TASK INPUT |

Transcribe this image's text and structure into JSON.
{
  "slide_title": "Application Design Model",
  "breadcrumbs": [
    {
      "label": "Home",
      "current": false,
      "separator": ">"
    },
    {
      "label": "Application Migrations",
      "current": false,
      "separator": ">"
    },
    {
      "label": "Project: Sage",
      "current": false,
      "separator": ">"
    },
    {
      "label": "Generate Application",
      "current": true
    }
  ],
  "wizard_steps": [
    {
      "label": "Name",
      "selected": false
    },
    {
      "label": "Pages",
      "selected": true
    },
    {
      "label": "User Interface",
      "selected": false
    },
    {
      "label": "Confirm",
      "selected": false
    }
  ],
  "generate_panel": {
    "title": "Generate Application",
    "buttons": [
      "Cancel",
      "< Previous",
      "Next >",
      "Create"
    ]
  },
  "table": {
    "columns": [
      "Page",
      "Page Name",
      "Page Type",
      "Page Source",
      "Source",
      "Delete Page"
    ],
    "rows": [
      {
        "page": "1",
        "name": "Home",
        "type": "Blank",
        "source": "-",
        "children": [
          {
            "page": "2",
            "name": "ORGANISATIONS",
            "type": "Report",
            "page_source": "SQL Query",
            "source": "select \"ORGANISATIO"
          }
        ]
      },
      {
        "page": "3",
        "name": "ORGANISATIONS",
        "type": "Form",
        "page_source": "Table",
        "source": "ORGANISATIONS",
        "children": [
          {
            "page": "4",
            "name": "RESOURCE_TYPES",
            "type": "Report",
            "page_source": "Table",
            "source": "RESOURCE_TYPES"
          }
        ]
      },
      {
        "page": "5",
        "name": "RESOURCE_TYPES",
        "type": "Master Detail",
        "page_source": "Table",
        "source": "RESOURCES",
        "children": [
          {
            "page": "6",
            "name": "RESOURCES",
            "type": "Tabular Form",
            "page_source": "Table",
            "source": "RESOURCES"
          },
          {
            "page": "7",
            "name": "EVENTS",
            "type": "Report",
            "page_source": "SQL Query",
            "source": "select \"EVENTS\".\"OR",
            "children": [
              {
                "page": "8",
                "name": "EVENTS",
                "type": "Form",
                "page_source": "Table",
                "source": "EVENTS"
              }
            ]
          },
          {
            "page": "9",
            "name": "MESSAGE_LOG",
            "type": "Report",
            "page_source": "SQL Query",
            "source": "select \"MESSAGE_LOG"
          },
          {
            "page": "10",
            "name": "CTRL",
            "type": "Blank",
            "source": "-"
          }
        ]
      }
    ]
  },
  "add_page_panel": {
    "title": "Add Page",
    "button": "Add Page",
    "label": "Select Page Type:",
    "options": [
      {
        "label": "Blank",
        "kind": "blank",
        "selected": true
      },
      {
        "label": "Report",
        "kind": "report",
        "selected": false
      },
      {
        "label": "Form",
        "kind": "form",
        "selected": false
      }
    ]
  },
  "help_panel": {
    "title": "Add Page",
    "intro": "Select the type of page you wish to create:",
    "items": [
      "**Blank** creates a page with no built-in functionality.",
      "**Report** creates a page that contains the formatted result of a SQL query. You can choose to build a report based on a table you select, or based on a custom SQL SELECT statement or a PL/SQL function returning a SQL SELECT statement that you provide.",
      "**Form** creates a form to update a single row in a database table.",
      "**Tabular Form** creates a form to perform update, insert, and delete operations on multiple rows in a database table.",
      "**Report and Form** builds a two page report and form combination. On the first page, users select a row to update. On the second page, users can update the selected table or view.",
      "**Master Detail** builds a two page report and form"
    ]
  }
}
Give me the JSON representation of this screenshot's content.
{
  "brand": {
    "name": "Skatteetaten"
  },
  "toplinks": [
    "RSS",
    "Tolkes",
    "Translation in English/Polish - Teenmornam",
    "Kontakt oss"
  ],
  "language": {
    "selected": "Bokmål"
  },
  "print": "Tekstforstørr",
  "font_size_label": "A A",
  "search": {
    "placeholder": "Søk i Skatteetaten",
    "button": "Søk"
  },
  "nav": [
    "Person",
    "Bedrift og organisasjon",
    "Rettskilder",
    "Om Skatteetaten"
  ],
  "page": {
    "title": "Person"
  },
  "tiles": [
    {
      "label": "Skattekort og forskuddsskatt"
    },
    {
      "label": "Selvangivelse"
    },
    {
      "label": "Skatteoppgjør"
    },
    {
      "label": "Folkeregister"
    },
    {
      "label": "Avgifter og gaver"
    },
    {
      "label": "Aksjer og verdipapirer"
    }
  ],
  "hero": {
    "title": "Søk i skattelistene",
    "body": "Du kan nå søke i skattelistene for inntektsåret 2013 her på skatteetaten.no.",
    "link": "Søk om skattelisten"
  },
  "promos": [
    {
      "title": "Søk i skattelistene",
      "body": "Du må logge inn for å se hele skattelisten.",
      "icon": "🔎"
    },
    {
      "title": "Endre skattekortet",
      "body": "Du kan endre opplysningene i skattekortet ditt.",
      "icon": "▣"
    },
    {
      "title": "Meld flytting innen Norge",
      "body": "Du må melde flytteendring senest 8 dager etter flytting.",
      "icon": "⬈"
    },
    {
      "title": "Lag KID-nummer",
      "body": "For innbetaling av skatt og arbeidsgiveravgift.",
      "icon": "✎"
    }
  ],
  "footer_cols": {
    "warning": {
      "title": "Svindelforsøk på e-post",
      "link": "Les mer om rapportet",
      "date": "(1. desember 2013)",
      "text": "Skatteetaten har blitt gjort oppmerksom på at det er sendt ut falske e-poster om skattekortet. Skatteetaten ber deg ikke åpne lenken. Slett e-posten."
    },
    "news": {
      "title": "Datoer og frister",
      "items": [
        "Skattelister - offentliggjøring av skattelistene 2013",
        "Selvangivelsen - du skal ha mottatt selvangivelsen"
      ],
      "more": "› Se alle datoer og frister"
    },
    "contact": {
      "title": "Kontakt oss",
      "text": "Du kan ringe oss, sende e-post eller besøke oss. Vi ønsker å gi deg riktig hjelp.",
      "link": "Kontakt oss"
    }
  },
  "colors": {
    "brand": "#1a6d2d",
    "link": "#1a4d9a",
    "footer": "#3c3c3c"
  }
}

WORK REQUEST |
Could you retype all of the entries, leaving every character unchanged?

WRITTEN ANSWER |
Transcribe this image's text and structure into JSON.
{
  "slide_title": "Application Design Model",
  "breadcrumbs": [
    {
      "label": "Home",
      "current": false,
      "separator": ">"
    },
    {
      "label": "Application Migrations",
      "current": false,
      "separator": ">"
    },
    {
      "label": "Project: Sage",
      "current": false,
      "separator": ">"
    },
    {
      "label": "Generate Application",
      "current": true
    }
  ],
  "wizard_steps": [
    {
      "label": "Name",
      "selected": false
    },
    {
      "label": "Pages",
      "selected": true
    },
    {
      "label": "User Interface",
      "selected": false
    },
    {
      "label": "Confirm",
      "selected": false
    }
  ],
  "generate_panel": {
    "title": "Generate Application",
    "buttons": [
      "Cancel",
      "< Previous",
      "Next >",
      "Create"
    ]
  },
  "table": {
    "columns": [
      "Page",
      "Page Name",
      "Page Type",
      "Page Source",
      "Source",
      "Delete Page"
    ],
    "rows": [
      {
        "page": "1",
        "name": "Home",
        "type": "Blank",
        "source": "-",
        "children": [
          {
            "page": "2",
            "name": "ORGANISATIONS",
            "type": "Report",
            "page_source": "SQL Query",
            "source": "select \"ORGANISATIO"
          }
        ]
      },
      {
        "page": "3",
        "name": "ORGANISATIONS",
        "type": "Form",
        "page_source": "Table",
        "source": "ORGANISATIONS",
        "children": [
          {
            "page": "4",
            "name": "RESOURCE_TYPES",
            "type": "Report",
            "page_source": "Table",
            "source": "RESOURCE_TYPES"
          }
        ]
      },
      {
        "page": "5",
        "name": "RESOURCE_TYPES",
        "type": "Master Detail",
        "page_source": "Table",
        "source": "RESOURCES",
        "children": [
          {
            "page": "6",
            "name": "RESOURCES",
            "type": "Tabular Form",
            "page_source": "Table",
            "source": "RESOURCES"
          },
          {
            "page": "7",
            "name": "EVENTS",
            "type": "Report",
            "page_source": "SQL Query",
            "source": "select \"EVENTS\".\"OR",
            "children": [
              {
                "page": "8",
                "name": "EVENTS",
                "type": "Form",
                "page_source": "Table",
                "source": "EVENTS"
              }
            ]
          },
          {
            "page": "9",
            "name": "MESSAGE_LOG",
            "type": "Report",
            "page_source": "SQL Query",
            "source": "select \"MESSAGE_LOG"
          },
          {
            "page": "10",
            "name": "CTRL",
            "type": "Blank",
            "source": "-"
          }
        ]
      }
    ]
  },
  "add_page_panel": {
    "title": "Add Page",
    "button": "Add Page",
    "label": "Select Page Type:",
    "options": [
      {
        "label": "Blank",
        "kind": "blank",
        "selected": true
      },
      {
        "label": "Report",
        "kind": "report",
        "selected": false
      },
      {
        "label": "Form",
        "kind": "form",
        "selected": false
      }
    ]
  },
  "help_panel": {
    "title": "Add Page",
    "intro": "Select the type of page you wish to create:",
    "items": [
      "**Blank** creates a page with no built-in functionality.",
      "**Report** creates a page that contains the formatted result of a SQL query. You can choose to build a report based on a table you select, or based on a custom SQL SELECT statement or a PL/SQL function returning a SQL SELECT statement that you provide.",
      "**Form** creates a form to update a single row in a database table.",
      "**Tabular Form** creates a form to perform update, insert, and delete operations on multiple rows in a database table.",
      "**Report and Form** builds a two page report and form combination. On the first page, users select a row to update. On the second page, users can update the selected table or view.",
      "**Master Detail** builds a two page report and form"
    ]
  }
}
Give me the JSON representation of this screenshot's content.
{
  "brand": {
    "name": "Skatteetaten"
  },
  "toplinks": [
    "RSS",
    "Tolkes",
    "Translation in English/Polish - Teenmornam",
    "Kontakt oss"
  ],
  "language": {
    "selected": "Bokmål"
  },
  "print": "Tekstforstørr",
  "font_size_label": "A A",
  "search": {
    "placeholder": "Søk i Skatteetaten",
    "button": "Søk"
  },
  "nav": [
    "Person",
    "Bedrift og organisasjon",
    "Rettskilder",
    "Om Skatteetaten"
  ],
  "page": {
    "title": "Person"
  },
  "tiles": [
    {
      "label": "Skattekort og forskuddsskatt"
    },
    {
      "label": "Selvangivelse"
    },
    {
      "label": "Skatteoppgjør"
    },
    {
      "label": "Folkeregister"
    },
    {
      "label": "Avgifter og gaver"
    },
    {
      "label": "Aksjer og verdipapirer"
    }
  ],
  "hero": {
    "title": "Søk i skattelistene",
    "body": "Du kan nå søke i skattelistene for inntektsåret 2013 her på skatteetaten.no.",
    "link": "Søk om skattelisten"
  },
  "promos": [
    {
      "title": "Søk i skattelistene",
      "body": "Du må logge inn for å se hele skattelisten.",
      "icon": "🔎"
    },
    {
      "title": "Endre skattekortet",
      "body": "Du kan endre opplysningene i skattekortet ditt.",
      "icon": "▣"
    },
    {
      "title": "Meld flytting innen Norge",
      "body": "Du må melde flytteendring senest 8 dager etter flytting.",
      "icon": "⬈"
    },
    {
      "title": "Lag KID-nummer",
      "body": "For innbetaling av skatt og arbeidsgiveravgift.",
      "icon": "✎"
    }
  ],
  "footer_cols": {
    "warning": {
      "title": "Svindelforsøk på e-post",
      "link": "Les mer om rapportet",
      "date": "(1. desember 2013)",
      "text": "Skatteetaten har blitt gjort oppmerksom på at det er sendt ut falske e-poster om skattekortet. Skatteetaten ber deg ikke åpne lenken. Slett e-posten."
    },
    "news": {
      "title": "Datoer og frister",
      "items": [
        "Skattelister - offentliggjøring av skattelistene 2013",
        "Selvangivelsen - du skal ha mottatt selvangivelsen"
      ],
      "more": "› Se alle datoer og frister"
    },
    "contact": {
      "title": "Kontakt oss",
      "text": "Du kan ringe oss, sende e-post eller besøke oss. Vi ønsker å gi deg riktig hjelp.",
      "link": "Kontakt oss"
    }
  },
  "colors": {
    "brand": "#1a6d2d",
    "link": "#1a4d9a",
    "footer": "#3c3c3c"
  }
}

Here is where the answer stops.